Researchers map fishing resources to assist land managers, anglers
Anglers in North Carolina and Virginia who are looking for privacy at good fishing spots should head for the mountains, according to a Virginia Tech study of the capacity, quality, and demand of freshwater recreational fishing sites in the two states. Learn more


Seed banking for resilience
The Bureau of Land Management (BLM) Plant Conservation Program has received $3.5 million from the Department of the Interior Hurricane Sandy Supplemental Mitigation Fund to support a seed collection program to provide locally adapted plant material to Hurricane Sandy restoration projects and begin developing an Eastern Seeds of Success program. Learn more


New guide helps conservationists address uncertain future
A new publication by the U.S. Fish and Wildlife Service and the Wildlife Conservation Society (WCS) aims to help natural resource managers plan for a variety of long-term threats to America’s wildlife and habitats. Learn more


FWS releases synopsis of Third National Climate Assessment
This condensed synopsis of the Third National Climate Assessment (NCA) highlights key findings and implications for the U.S. Fish and Wildlife Service.
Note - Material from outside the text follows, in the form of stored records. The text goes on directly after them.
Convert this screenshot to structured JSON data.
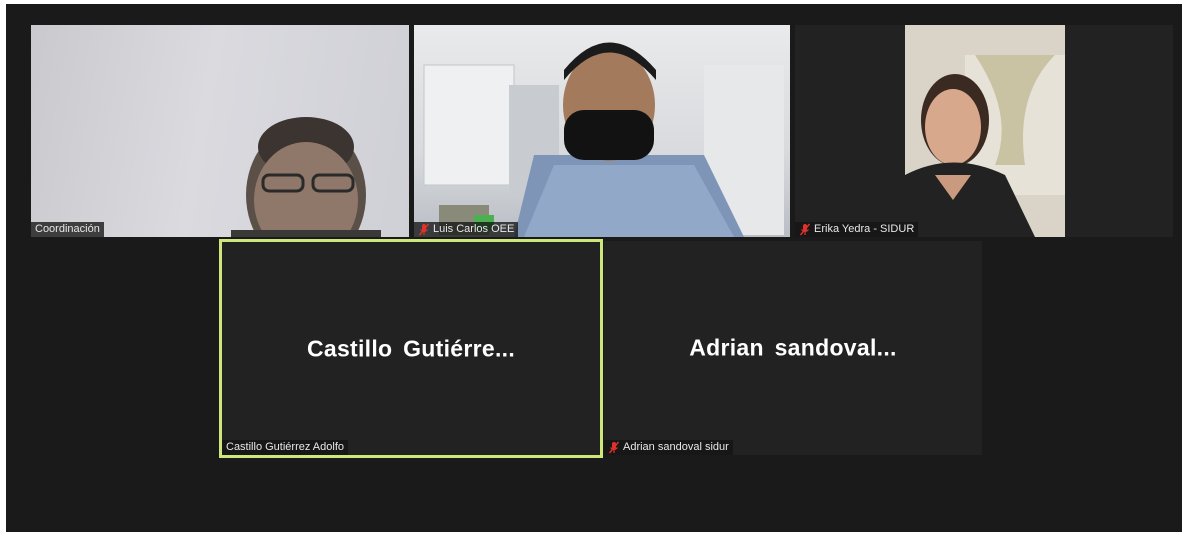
{
  "meeting": {
    "participants": [
      {
        "name": "Coordinación",
        "muted": false,
        "video": true
      },
      {
        "name": "Luis Carlos OEE",
        "muted": true,
        "video": true
      },
      {
        "name": "Erika Yedra - SIDUR",
        "muted": true,
        "video": true
      },
      {
        "name": "Castillo Gutiérrez Adolfo",
        "display": "Castillo  Gutiérre...",
        "muted": false,
        "video": false,
        "active_speaker": true
      },
      {
        "name": "Adrian sandoval sidur",
        "display": "Adrian  sandoval...",
        "muted": true,
        "video": false
      }
    ]
  },
  "colors": {
    "background": "#1a1a1a",
    "tile": "#222222",
    "active_speaker_border": "#cde77a",
    "muted_icon": "#e0322b"
  }
}
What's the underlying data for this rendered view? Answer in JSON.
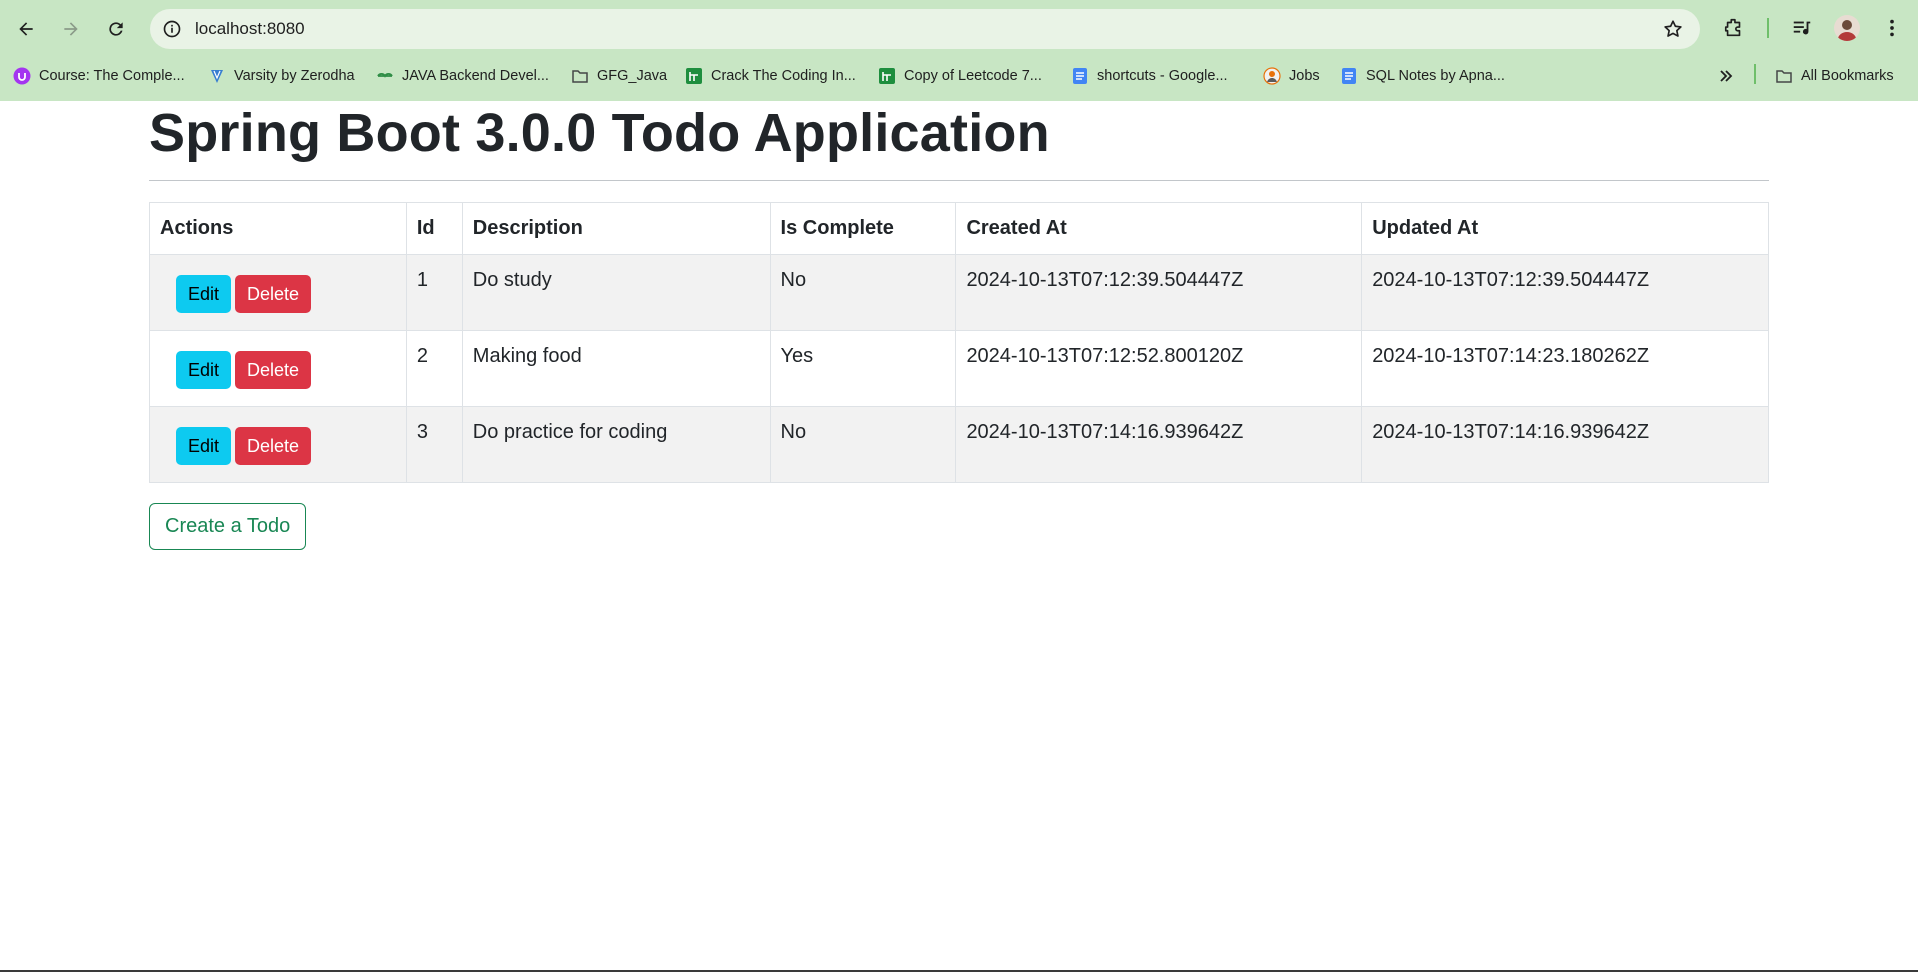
{
  "browser": {
    "url": "localhost:8080",
    "bookmarks": [
      {
        "label": "Course: The Comple...",
        "icon": "udemy-icon",
        "color": "#a435f0"
      },
      {
        "label": "Varsity by Zerodha",
        "icon": "varsity-icon",
        "color": "#387ed1"
      },
      {
        "label": "JAVA Backend Devel...",
        "icon": "gfg-icon",
        "color": "#2f8d46"
      },
      {
        "label": "GFG_Java",
        "icon": "folder-icon",
        "color": "#444746"
      },
      {
        "label": "Crack The Coding In...",
        "icon": "sheets-icon",
        "color": "#1e8e3e"
      },
      {
        "label": "Copy of Leetcode 7...",
        "icon": "sheets-icon",
        "color": "#1e8e3e"
      },
      {
        "label": "shortcuts - Google...",
        "icon": "docs-icon",
        "color": "#4285f4"
      },
      {
        "label": "Jobs",
        "icon": "jobs-icon",
        "color": "#e8710a"
      },
      {
        "label": "SQL Notes by Apna...",
        "icon": "docs-icon",
        "color": "#4285f4"
      }
    ],
    "all_bookmarks_label": "All Bookmarks"
  },
  "page": {
    "title": "Spring Boot 3.0.0 Todo Application",
    "table": {
      "headers": [
        "Actions",
        "Id",
        "Description",
        "Is Complete",
        "Created At",
        "Updated At"
      ],
      "rows": [
        {
          "id": "1",
          "description": "Do study",
          "complete": "No",
          "created": "2024-10-13T07:12:39.504447Z",
          "updated": "2024-10-13T07:12:39.504447Z"
        },
        {
          "id": "2",
          "description": "Making food",
          "complete": "Yes",
          "created": "2024-10-13T07:12:52.800120Z",
          "updated": "2024-10-13T07:14:23.180262Z"
        },
        {
          "id": "3",
          "description": "Do practice for coding",
          "complete": "No",
          "created": "2024-10-13T07:14:16.939642Z",
          "updated": "2024-10-13T07:14:16.939642Z"
        }
      ],
      "edit_label": "Edit",
      "delete_label": "Delete"
    },
    "create_label": "Create a Todo"
  },
  "colors": {
    "chrome_bg": "#c8e6c4",
    "edit_button": "#0dcaf0",
    "delete_button": "#dc3545",
    "create_outline": "#198754"
  }
}
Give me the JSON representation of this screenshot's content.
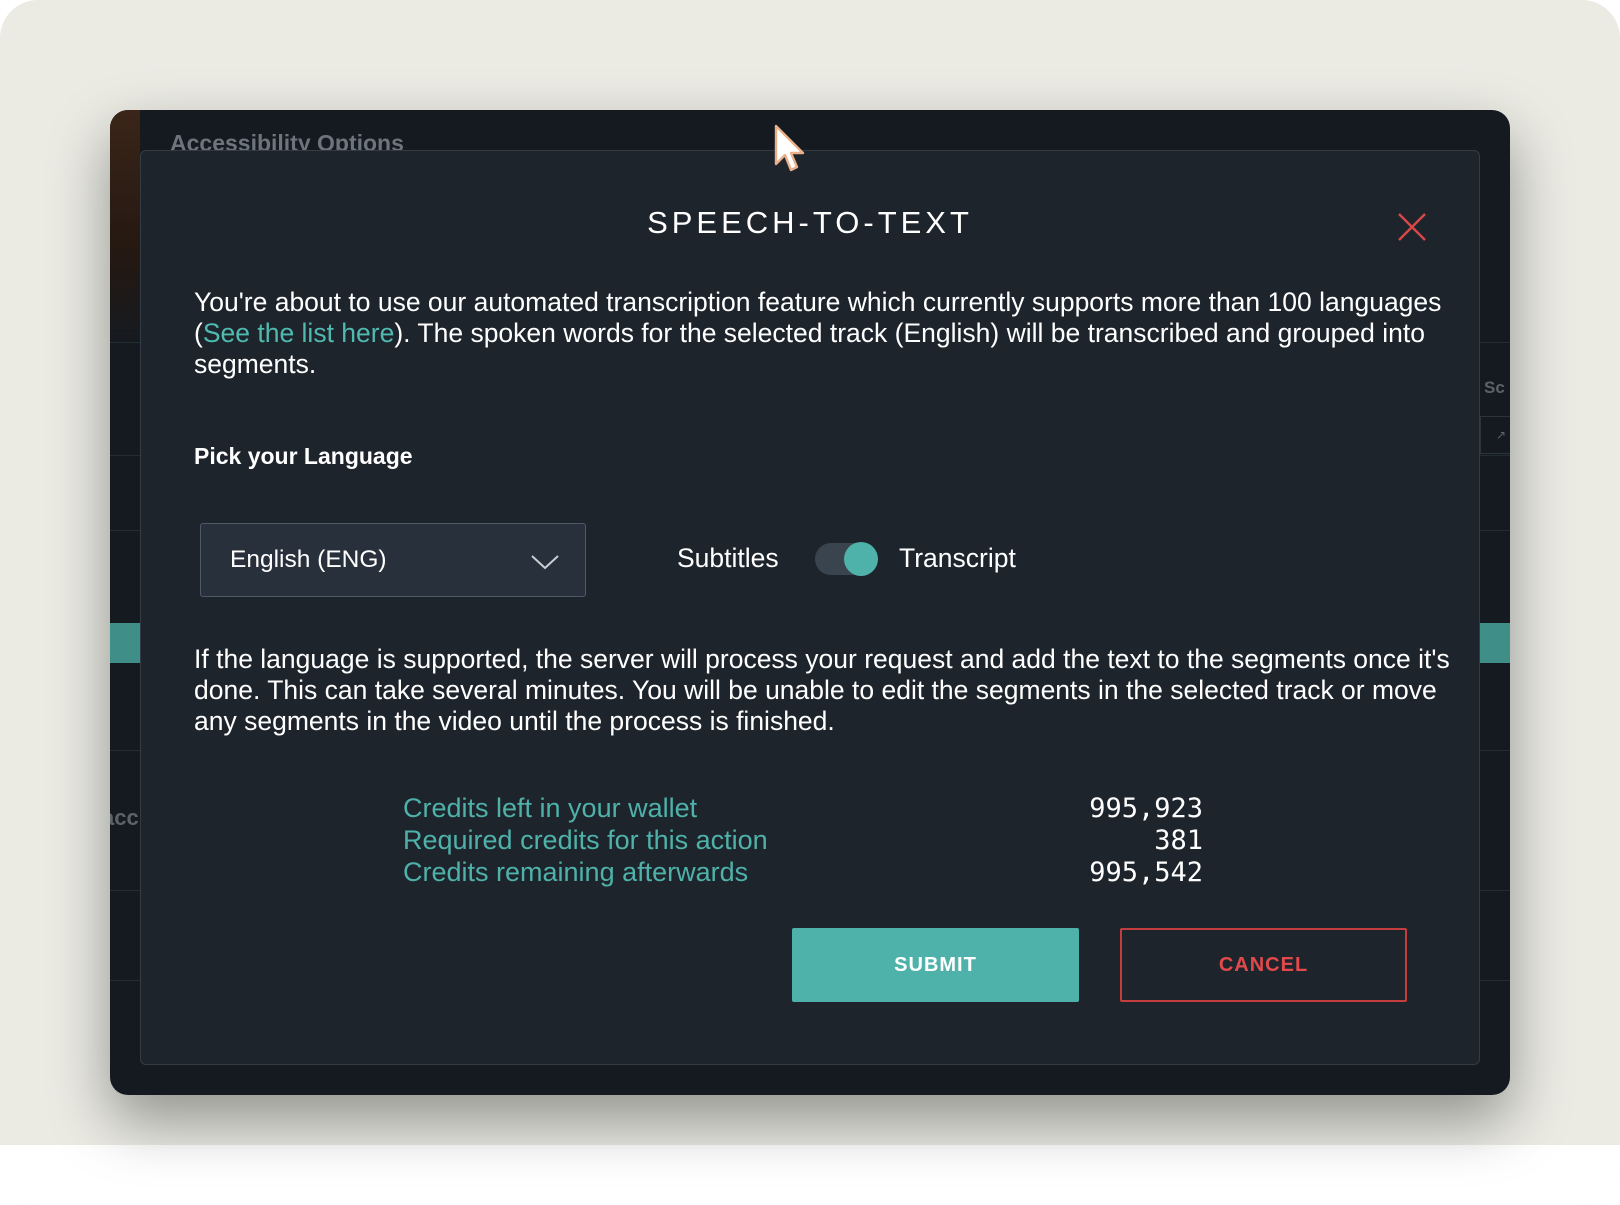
{
  "background": {
    "section_title": "Accessibility Options",
    "left_partial_text": "acc",
    "right_partial_text": "Sc"
  },
  "modal": {
    "title": "SPEECH-TO-TEXT",
    "intro_before_link": "You're about to use our automated transcription feature which currently supports more than 100 languages (",
    "intro_link": "See the list here",
    "intro_after_link": "). The spoken words for the selected track (English) will be transcribed and grouped into segments.",
    "pick_language_label": "Pick your Language",
    "language_select": {
      "selected_value": "English (ENG)"
    },
    "mode_toggle": {
      "left_label": "Subtitles",
      "right_label": "Transcript",
      "selected": "Transcript"
    },
    "notice": "If the language is supported, the server will process your request and add the text to the segments once it's done. This can take several minutes. You will be unable to edit the segments in the selected track or move any segments in the video until the process is finished.",
    "credits": [
      {
        "label": "Credits left in your wallet",
        "value": "995,923"
      },
      {
        "label": "Required credits for this action",
        "value": "381"
      },
      {
        "label": "Credits remaining afterwards",
        "value": "995,542"
      }
    ],
    "submit_label": "SUBMIT",
    "cancel_label": "CANCEL"
  },
  "colors": {
    "accent_teal": "#4fb2aa",
    "cancel_red": "#e04a4a",
    "modal_bg": "#1e242c",
    "page_bg": "#ebebe4"
  },
  "icons": {
    "close": "close-icon",
    "dropdown": "chevron-down-icon",
    "cursor": "mouse-cursor-icon"
  }
}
The synopsis includes short summaries of topics including temperature, precipitation, sea-level rise, and extreme events, as well as summarizes projections for different regions around the country. Learn more


For more information on U.S. Fish and Wildlife Service Northeast Region conservation science programs and the people who put them into action, visit http://www.fws.gov/northeast/science/

 


Last updated: July 22, 2014